**Work instructions:** Go through the material and pull out every line with the string "Three" in it.

**Records for this task:**
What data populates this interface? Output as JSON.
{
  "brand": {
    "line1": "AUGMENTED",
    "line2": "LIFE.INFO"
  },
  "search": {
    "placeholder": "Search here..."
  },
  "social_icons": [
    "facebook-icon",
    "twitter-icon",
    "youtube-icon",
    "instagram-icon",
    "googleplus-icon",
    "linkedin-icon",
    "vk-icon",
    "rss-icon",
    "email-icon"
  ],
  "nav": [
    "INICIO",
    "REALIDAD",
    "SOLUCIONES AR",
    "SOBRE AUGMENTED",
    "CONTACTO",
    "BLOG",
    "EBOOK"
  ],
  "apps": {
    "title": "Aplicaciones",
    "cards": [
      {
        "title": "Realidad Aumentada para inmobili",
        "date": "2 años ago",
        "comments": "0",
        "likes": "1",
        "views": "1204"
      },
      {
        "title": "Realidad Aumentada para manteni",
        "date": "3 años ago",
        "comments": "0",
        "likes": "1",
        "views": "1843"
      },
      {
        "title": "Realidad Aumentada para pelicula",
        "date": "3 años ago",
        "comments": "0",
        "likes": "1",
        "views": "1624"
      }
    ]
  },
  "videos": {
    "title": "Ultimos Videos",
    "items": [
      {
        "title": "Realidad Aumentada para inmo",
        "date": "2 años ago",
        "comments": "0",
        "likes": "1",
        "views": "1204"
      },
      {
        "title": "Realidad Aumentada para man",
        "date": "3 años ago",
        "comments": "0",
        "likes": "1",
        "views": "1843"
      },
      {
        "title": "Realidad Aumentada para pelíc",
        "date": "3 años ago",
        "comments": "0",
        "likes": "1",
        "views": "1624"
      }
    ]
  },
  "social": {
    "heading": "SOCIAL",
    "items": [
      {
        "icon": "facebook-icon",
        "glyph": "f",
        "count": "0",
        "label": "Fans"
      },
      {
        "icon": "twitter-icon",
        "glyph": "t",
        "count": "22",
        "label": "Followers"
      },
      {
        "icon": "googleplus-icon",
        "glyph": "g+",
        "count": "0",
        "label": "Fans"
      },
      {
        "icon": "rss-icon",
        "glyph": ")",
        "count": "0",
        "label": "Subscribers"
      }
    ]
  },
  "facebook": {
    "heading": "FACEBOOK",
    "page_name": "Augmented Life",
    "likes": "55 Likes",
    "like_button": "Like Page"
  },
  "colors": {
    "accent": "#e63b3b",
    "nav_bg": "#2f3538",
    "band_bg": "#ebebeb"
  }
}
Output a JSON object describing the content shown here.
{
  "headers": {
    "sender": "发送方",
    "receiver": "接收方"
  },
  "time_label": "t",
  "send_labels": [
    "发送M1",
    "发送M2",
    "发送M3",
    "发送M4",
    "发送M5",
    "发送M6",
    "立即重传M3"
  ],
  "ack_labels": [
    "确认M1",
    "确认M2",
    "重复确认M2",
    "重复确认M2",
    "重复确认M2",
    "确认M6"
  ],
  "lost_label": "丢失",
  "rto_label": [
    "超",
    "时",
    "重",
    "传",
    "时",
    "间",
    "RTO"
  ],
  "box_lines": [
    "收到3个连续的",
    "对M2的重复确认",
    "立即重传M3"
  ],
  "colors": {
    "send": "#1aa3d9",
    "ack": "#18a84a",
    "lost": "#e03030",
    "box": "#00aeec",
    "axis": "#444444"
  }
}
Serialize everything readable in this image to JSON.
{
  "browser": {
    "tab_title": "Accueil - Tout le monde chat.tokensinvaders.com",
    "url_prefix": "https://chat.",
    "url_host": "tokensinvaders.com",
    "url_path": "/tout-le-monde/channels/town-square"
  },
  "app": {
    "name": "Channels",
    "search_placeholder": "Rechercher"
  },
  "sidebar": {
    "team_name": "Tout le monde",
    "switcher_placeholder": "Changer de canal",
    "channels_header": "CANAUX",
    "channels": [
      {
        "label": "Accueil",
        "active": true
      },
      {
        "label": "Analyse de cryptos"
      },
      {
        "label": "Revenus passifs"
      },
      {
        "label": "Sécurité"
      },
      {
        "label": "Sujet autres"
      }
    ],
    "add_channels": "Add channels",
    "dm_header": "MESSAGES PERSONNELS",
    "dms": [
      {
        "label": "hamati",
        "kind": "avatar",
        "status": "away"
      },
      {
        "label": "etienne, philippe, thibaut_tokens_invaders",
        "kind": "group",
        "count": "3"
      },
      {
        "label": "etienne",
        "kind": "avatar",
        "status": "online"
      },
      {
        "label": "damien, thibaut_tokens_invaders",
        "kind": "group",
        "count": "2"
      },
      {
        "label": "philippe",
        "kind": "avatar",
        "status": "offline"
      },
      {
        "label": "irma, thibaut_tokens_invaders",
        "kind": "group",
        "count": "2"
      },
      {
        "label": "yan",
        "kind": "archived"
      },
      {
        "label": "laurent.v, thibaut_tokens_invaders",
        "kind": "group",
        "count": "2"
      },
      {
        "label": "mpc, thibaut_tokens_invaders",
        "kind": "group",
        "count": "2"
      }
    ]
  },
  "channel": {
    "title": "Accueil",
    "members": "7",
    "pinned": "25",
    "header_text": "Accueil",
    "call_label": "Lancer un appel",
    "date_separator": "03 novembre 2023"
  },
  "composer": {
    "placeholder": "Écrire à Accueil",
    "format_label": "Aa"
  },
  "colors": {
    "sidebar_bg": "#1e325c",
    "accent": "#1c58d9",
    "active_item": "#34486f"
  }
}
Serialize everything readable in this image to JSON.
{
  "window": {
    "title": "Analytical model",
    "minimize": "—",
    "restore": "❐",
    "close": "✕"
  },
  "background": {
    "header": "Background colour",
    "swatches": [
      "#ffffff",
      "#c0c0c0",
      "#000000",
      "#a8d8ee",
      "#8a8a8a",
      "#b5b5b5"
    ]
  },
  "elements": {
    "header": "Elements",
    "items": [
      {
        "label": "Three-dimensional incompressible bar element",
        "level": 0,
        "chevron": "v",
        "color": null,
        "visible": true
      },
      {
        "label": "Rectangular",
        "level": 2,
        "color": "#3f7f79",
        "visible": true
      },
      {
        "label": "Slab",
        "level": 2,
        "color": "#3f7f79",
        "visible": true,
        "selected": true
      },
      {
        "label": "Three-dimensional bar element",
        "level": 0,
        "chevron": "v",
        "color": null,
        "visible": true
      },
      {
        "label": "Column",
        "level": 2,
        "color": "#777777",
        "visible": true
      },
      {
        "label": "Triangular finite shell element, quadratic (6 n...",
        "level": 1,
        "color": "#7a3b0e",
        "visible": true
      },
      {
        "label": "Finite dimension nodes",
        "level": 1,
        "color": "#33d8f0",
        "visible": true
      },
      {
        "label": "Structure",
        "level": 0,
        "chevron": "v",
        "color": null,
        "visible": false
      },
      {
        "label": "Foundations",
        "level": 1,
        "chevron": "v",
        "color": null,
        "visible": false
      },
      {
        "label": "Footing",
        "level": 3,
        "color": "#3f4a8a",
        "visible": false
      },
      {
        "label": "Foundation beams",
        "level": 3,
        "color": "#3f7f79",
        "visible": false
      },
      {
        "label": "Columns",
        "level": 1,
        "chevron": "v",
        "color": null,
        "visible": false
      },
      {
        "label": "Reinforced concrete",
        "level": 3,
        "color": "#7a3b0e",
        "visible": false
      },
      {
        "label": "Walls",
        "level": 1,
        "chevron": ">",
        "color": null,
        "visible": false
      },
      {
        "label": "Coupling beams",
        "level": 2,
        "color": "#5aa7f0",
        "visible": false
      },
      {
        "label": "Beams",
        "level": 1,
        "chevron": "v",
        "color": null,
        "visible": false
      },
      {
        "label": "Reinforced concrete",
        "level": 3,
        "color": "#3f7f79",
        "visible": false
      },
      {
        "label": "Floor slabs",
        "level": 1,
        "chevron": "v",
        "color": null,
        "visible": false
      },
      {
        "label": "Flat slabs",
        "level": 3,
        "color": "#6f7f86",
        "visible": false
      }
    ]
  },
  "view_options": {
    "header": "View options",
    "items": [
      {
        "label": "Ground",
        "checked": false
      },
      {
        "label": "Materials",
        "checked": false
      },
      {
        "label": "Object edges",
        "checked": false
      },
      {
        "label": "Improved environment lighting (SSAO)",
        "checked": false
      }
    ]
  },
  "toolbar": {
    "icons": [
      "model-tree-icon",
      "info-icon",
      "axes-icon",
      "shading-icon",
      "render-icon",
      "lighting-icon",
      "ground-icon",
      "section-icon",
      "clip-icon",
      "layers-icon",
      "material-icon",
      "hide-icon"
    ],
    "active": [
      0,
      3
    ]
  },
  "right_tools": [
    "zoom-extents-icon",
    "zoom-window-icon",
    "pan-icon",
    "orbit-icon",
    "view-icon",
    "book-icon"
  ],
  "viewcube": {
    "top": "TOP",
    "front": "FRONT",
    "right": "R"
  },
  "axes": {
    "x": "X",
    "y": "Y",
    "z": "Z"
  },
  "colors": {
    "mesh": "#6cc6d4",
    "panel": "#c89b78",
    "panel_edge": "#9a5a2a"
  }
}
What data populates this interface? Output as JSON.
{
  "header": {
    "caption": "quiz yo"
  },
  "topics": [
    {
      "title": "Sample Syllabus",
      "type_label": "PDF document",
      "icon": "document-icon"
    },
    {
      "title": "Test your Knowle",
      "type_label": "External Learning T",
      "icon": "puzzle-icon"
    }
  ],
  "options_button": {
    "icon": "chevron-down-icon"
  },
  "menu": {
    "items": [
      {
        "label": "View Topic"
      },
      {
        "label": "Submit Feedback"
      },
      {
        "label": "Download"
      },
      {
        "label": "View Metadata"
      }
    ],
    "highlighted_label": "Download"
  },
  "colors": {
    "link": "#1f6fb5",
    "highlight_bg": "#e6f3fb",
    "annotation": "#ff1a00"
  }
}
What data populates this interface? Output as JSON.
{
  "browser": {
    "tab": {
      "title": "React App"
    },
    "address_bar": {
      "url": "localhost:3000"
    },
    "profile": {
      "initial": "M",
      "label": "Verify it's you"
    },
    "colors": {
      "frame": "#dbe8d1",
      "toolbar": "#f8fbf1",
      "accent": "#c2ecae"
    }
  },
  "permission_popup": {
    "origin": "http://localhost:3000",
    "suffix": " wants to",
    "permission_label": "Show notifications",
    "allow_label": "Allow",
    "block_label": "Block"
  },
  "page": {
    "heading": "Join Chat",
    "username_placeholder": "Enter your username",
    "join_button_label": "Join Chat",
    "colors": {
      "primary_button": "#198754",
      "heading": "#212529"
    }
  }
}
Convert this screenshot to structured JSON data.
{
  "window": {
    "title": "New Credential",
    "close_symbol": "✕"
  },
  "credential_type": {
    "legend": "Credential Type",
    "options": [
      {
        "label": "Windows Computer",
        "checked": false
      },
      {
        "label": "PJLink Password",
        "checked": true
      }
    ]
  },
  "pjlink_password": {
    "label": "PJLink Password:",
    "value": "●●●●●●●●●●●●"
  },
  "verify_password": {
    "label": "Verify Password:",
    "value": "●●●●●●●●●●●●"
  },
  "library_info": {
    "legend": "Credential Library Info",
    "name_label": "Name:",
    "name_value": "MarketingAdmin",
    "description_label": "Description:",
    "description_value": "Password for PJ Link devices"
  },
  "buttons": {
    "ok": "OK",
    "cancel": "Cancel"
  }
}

**Expected output:**
        "label": "Three-dimensional incompressible bar element",
        "label": "Three-dimensional bar element",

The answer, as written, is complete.